Back in your grandma’s days, lawyer, firefighter, surgeon, technician, and carpenter jobs were for the Dominant Gender. If you happen to be born as the Other Sex, you would have probably been stuck at home because you’re jobless or allowed to work but paid significantly less than your male counterpart. Luckily, women today have come a long way. But have they, really?
Modern Women Doing the Man’s Work
Before women learned to demand equal pay and opportunities, they were stuck working as care providers, educators, and helpers—jobs whose very nature was to nurture. Thanks to fourth-wave feminism and fight for gender equality, many employers across the world are being inspired and encouraged to keep a diverse, if not equal, workforce.
Industries that were once dominated by males are making efforts to hire more females and vice versa. In a recent study by CareerBuilder, 23% of all jobs previously dominated by men are now held by female workers. Over the last eight years, women have been filling roles in the following traditionally male-dominated jobs:
- Commercial and Industrial Designers
- Marketing Managers
- Management Analysts
- Sales Managers
- Producers and Directors
- Coaches and Scouts
Gender Stereotypes in the Modern Workplace
While women are making strides of improvement in terms of pay and career over the last few decades, gender boundaries and stereotypes remain. People still see the Second Sex (as referred to by French writer and political activist Simone de Beauvoir) as more creative, intuitive, and trusting but less credible than the First Sex.
In a 2017 study concerning loan managers—a relatively gender-neutral profession—it was found that an occupation is taken less seriously when a woman worker is involved. Borrowers tend to be more compliant when paired with male loan managers, whereas they were more likely to miss a payment when paired with service providers of the opposite sex.
These gender stereotypes significantly affect a woman’s career path and growth. Because female workers are perceived as more emotional than their male counterparts, managements weaponize this “female trait” and use it against them to question their decision-making and leadership abilities.
Other Challenges Faced by Women in Male-dominated Workplaces

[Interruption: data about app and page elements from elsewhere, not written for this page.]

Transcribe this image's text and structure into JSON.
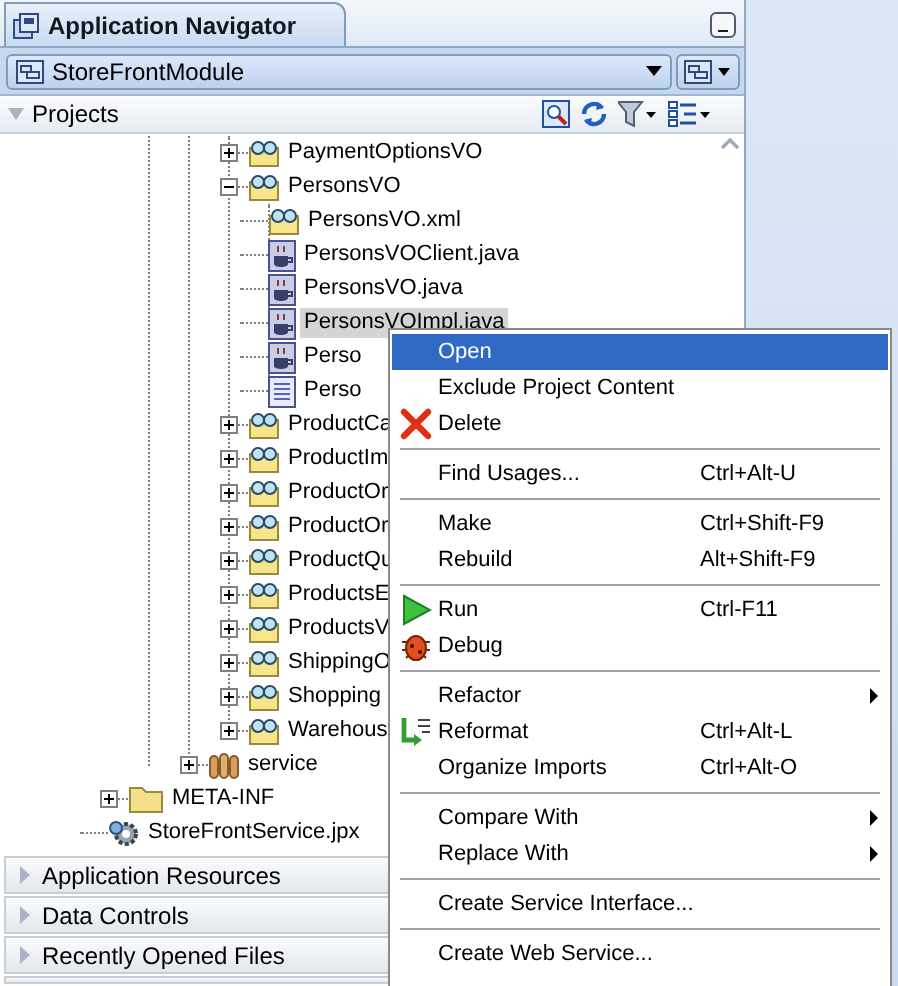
{
  "panel": {
    "title": "Application Navigator"
  },
  "project_selector": {
    "value": "StoreFrontModule"
  },
  "projects_header": {
    "label": "Projects",
    "expanded": true
  },
  "tree": [
    {
      "children": [
        {
          "children": [
            {
              "children": [
                {
                  "label": "PaymentOptionsVO",
                  "kind": "view-object",
                  "expanded": false,
                  "selected": false
                },
                {
                  "label": "PersonsVO",
                  "kind": "view-object",
                  "expanded": true,
                  "selected": false,
                  "children": [
                    {
                      "label": "PersonsVO.xml",
                      "kind": "view-object",
                      "selected": false
                    },
                    {
                      "label": "PersonsVOClient.java",
                      "kind": "java",
                      "selected": false
                    },
                    {
                      "label": "PersonsVO.java",
                      "kind": "java",
                      "selected": false
                    },
                    {
                      "label": "PersonsVOImpl.java",
                      "kind": "java",
                      "selected": true
                    },
                    {
                      "label": "Perso",
                      "kind": "java",
                      "selected": false
                    },
                    {
                      "label": "Perso",
                      "kind": "document",
                      "selected": false
                    }
                  ]
                },
                {
                  "label": "ProductCa",
                  "kind": "view-object",
                  "expanded": false,
                  "selected": false
                },
                {
                  "label": "ProductIm",
                  "kind": "view-object",
                  "expanded": false,
                  "selected": false
                },
                {
                  "label": "ProductOr",
                  "kind": "view-object",
                  "expanded": false,
                  "selected": false
                },
                {
                  "label": "ProductOr",
                  "kind": "view-object",
                  "expanded": false,
                  "selected": false
                },
                {
                  "label": "ProductQu",
                  "kind": "view-object",
                  "expanded": false,
                  "selected": false
                },
                {
                  "label": "ProductsE",
                  "kind": "view-object",
                  "expanded": false,
                  "selected": false
                },
                {
                  "label": "ProductsV",
                  "kind": "view-object",
                  "expanded": false,
                  "selected": false
                },
                {
                  "label": "ShippingO",
                  "kind": "view-object",
                  "expanded": false,
                  "selected": false
                },
                {
                  "label": "Shopping",
                  "kind": "view-object",
                  "expanded": false,
                  "selected": false
                },
                {
                  "label": "Warehous",
                  "kind": "view-object",
                  "expanded": false,
                  "selected": false
                }
              ]
            },
            {
              "label": "service",
              "kind": "package",
              "expanded": false,
              "selected": false
            }
          ]
        }
      ]
    },
    {
      "label": "META-INF",
      "kind": "folder",
      "expanded": false,
      "selected": false
    },
    {
      "label": "StoreFrontService.jpx",
      "kind": "config",
      "selected": false
    }
  ],
  "sections": [
    {
      "label": "Application Resources",
      "expanded": false
    },
    {
      "label": "Data Controls",
      "expanded": false
    },
    {
      "label": "Recently Opened Files",
      "expanded": false
    }
  ],
  "context_menu": {
    "groups": [
      [
        {
          "label": "Open",
          "selected": true,
          "submenu": false
        },
        {
          "label": "Exclude Project Content",
          "selected": false,
          "submenu": false
        },
        {
          "label": "Delete",
          "kind": "delete",
          "selected": false,
          "submenu": false
        }
      ],
      [
        {
          "label": "Find Usages...",
          "shortcut": "Ctrl+Alt-U",
          "selected": false,
          "submenu": false
        }
      ],
      [
        {
          "label": "Make",
          "shortcut": "Ctrl+Shift-F9",
          "selected": false,
          "submenu": false
        },
        {
          "label": "Rebuild",
          "shortcut": "Alt+Shift-F9",
          "selected": false,
          "submenu": false
        }
      ],
      [
        {
          "label": "Run",
          "kind": "run",
          "shortcut": "Ctrl-F11",
          "selected": false,
          "submenu": false
        },
        {
          "label": "Debug",
          "kind": "debug",
          "selected": false,
          "submenu": false
        }
      ],
      [
        {
          "label": "Refactor",
          "selected": false,
          "submenu": true
        },
        {
          "label": "Reformat",
          "kind": "reformat",
          "shortcut": "Ctrl+Alt-L",
          "selected": false,
          "submenu": false
        },
        {
          "label": "Organize Imports",
          "shortcut": "Ctrl+Alt-O",
          "selected": false,
          "submenu": false
        }
      ],
      [
        {
          "label": "Compare With",
          "selected": false,
          "submenu": true
        },
        {
          "label": "Replace With",
          "selected": false,
          "submenu": true
        }
      ],
      [
        {
          "label": "Create Service Interface...",
          "selected": false,
          "submenu": false
        }
      ],
      [
        {
          "label": "Create Web Service...",
          "selected": false,
          "submenu": false
        }
      ]
    ]
  }
}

These gender expectations, however, are only part of the bigger problem. Although many of us would like to achieve an employment balance between the genders, there are a few more challenges to tackle other than these biases. According to Catalyst.org, women in male-dominated industries struggle because of the following:
- Societal expectations and beliefs about women’s leadership abilities.

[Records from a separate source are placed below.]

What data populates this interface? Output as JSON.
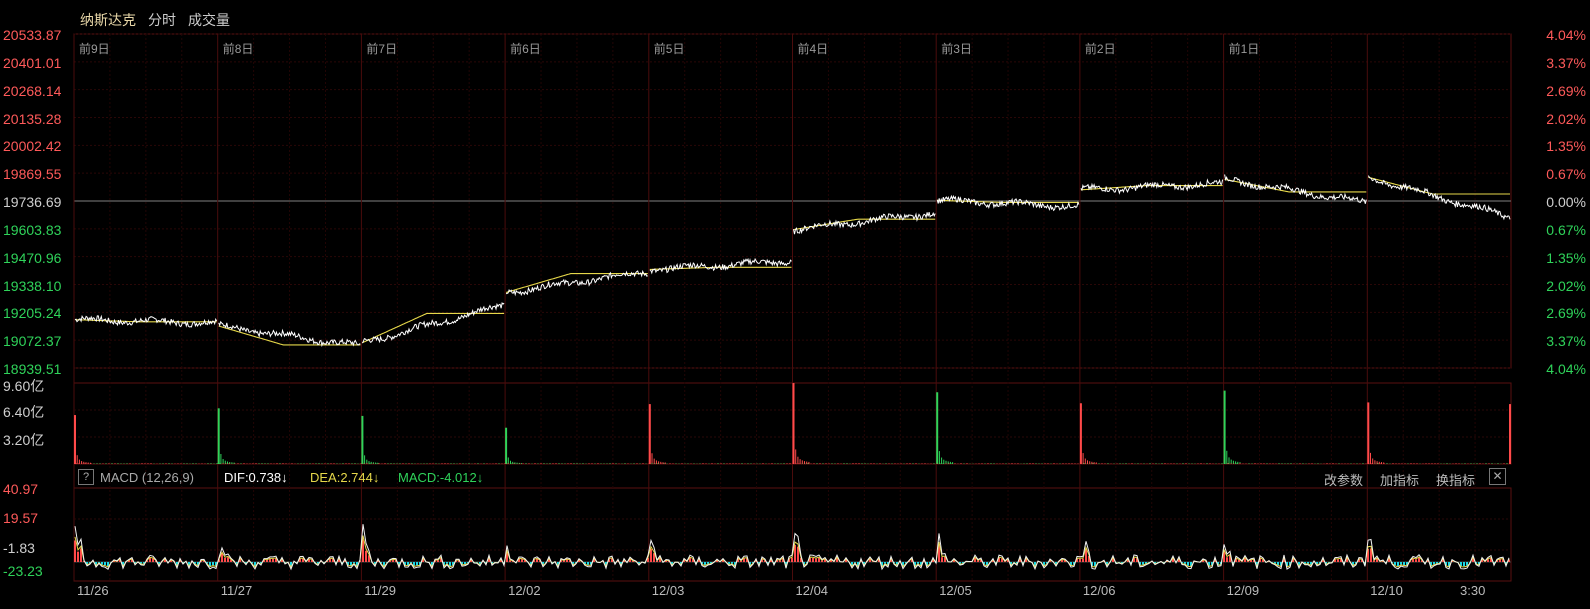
{
  "header": {
    "index_name": "纳斯达克",
    "tab_timeshare": "分时",
    "tab_volume": "成交量"
  },
  "price_axis": {
    "left_labels": [
      "20533.87",
      "20401.01",
      "20268.14",
      "20135.28",
      "20002.42",
      "19869.55",
      "19736.69",
      "19603.83",
      "19470.96",
      "19338.10",
      "19205.24",
      "19072.37",
      "18939.51"
    ],
    "right_labels": [
      "4.04%",
      "3.37%",
      "2.69%",
      "2.02%",
      "1.35%",
      "0.67%",
      "0.00%",
      "0.67%",
      "1.35%",
      "2.02%",
      "2.69%",
      "3.37%",
      "4.04%"
    ],
    "base": 19736.69
  },
  "day_labels": [
    "前9日",
    "前8日",
    "前7日",
    "前6日",
    "前5日",
    "前4日",
    "前3日",
    "前2日",
    "前1日"
  ],
  "volume_axis": {
    "labels": [
      "9.60亿",
      "6.40亿",
      "3.20亿"
    ],
    "max": 9.6
  },
  "macd": {
    "help_label": "?",
    "name": "MACD (12,26,9)",
    "dif": "DIF:0.738",
    "dif_arrow": "↓",
    "dea": "DEA:2.744",
    "dea_arrow": "↓",
    "macd_value": "MACD:-4.012",
    "macd_arrow": "↓",
    "btn_params": "改参数",
    "btn_add": "加指标",
    "btn_switch": "换指标",
    "close_glyph": "✕",
    "axis_labels": [
      "40.97",
      "19.57",
      "-1.83",
      "-23.23"
    ]
  },
  "date_labels": [
    "11/26",
    "11/27",
    "11/29",
    "12/02",
    "12/03",
    "12/04",
    "12/05",
    "12/06",
    "12/09",
    "12/10",
    "3:30"
  ],
  "colors": {
    "up": "#ff4a4a",
    "down": "#2fd35a",
    "price_line": "#ffffff",
    "avg_line": "#e6d84a",
    "macd_neg": "#19d7e6",
    "grid": "#3a0a0a"
  },
  "chart_data": {
    "type": "line",
    "title": "纳斯达克",
    "series": [
      {
        "name": "分时",
        "values": [
          {
            "day": "11/26",
            "open": 19170,
            "close": 19155,
            "avg": 19160
          },
          {
            "day": "11/27",
            "open": 19140,
            "close": 19045,
            "avg": 19050
          },
          {
            "day": "11/29",
            "open": 19060,
            "close": 19240,
            "avg": 19200
          },
          {
            "day": "12/02",
            "open": 19300,
            "close": 19400,
            "avg": 19390
          },
          {
            "day": "12/03",
            "open": 19410,
            "close": 19450,
            "avg": 19420
          },
          {
            "day": "12/04",
            "open": 19600,
            "close": 19680,
            "avg": 19650
          },
          {
            "day": "12/05",
            "open": 19740,
            "close": 19710,
            "avg": 19730
          },
          {
            "day": "12/06",
            "open": 19790,
            "close": 19820,
            "avg": 19810
          },
          {
            "day": "12/09",
            "open": 19840,
            "close": 19730,
            "avg": 19780
          },
          {
            "day": "12/10",
            "open": 19850,
            "close": 19660,
            "avg": 19770
          }
        ]
      }
    ],
    "ylim": [
      18939.51,
      20533.87
    ],
    "volume_peaks": [
      5.8,
      6.6,
      5.7,
      4.3,
      7.1,
      9.6,
      8.5,
      7.2,
      8.7,
      7.3,
      7.1
    ],
    "volume_peak_colors": [
      "up",
      "down",
      "down",
      "down",
      "up",
      "up",
      "down",
      "up",
      "down",
      "up",
      "up"
    ]
  }
}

- Pervasive stereotypes, such as that of the “caring mother” or office housekeeper.
- Higher stress and anxiety compared to women working in other fields.

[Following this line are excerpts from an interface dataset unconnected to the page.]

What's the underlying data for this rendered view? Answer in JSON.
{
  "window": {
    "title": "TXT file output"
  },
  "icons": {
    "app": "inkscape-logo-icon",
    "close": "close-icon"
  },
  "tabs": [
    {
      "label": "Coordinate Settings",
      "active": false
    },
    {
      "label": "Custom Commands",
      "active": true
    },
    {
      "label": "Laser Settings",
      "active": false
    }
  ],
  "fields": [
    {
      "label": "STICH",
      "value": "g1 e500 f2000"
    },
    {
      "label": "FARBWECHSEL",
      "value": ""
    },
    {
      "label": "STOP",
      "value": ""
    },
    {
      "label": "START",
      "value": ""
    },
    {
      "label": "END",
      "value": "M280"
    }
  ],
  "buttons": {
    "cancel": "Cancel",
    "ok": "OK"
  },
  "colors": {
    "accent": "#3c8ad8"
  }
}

- A lack of mentoring and career development opportunities.
- Sexual harassment.
Another concern is the gender pay gap. While Millennials in the U.S. struggle less with occupational segregation than the previous generations, it was found that the overall pay rate declined when more women entered male-dominated jobs.
Compared to the status of women in the 1950s, female workers today are receiving better pay and opportunities. Although the global workforce is heading in the right direction in this regard, we still have a long way to go to achieve employment balance.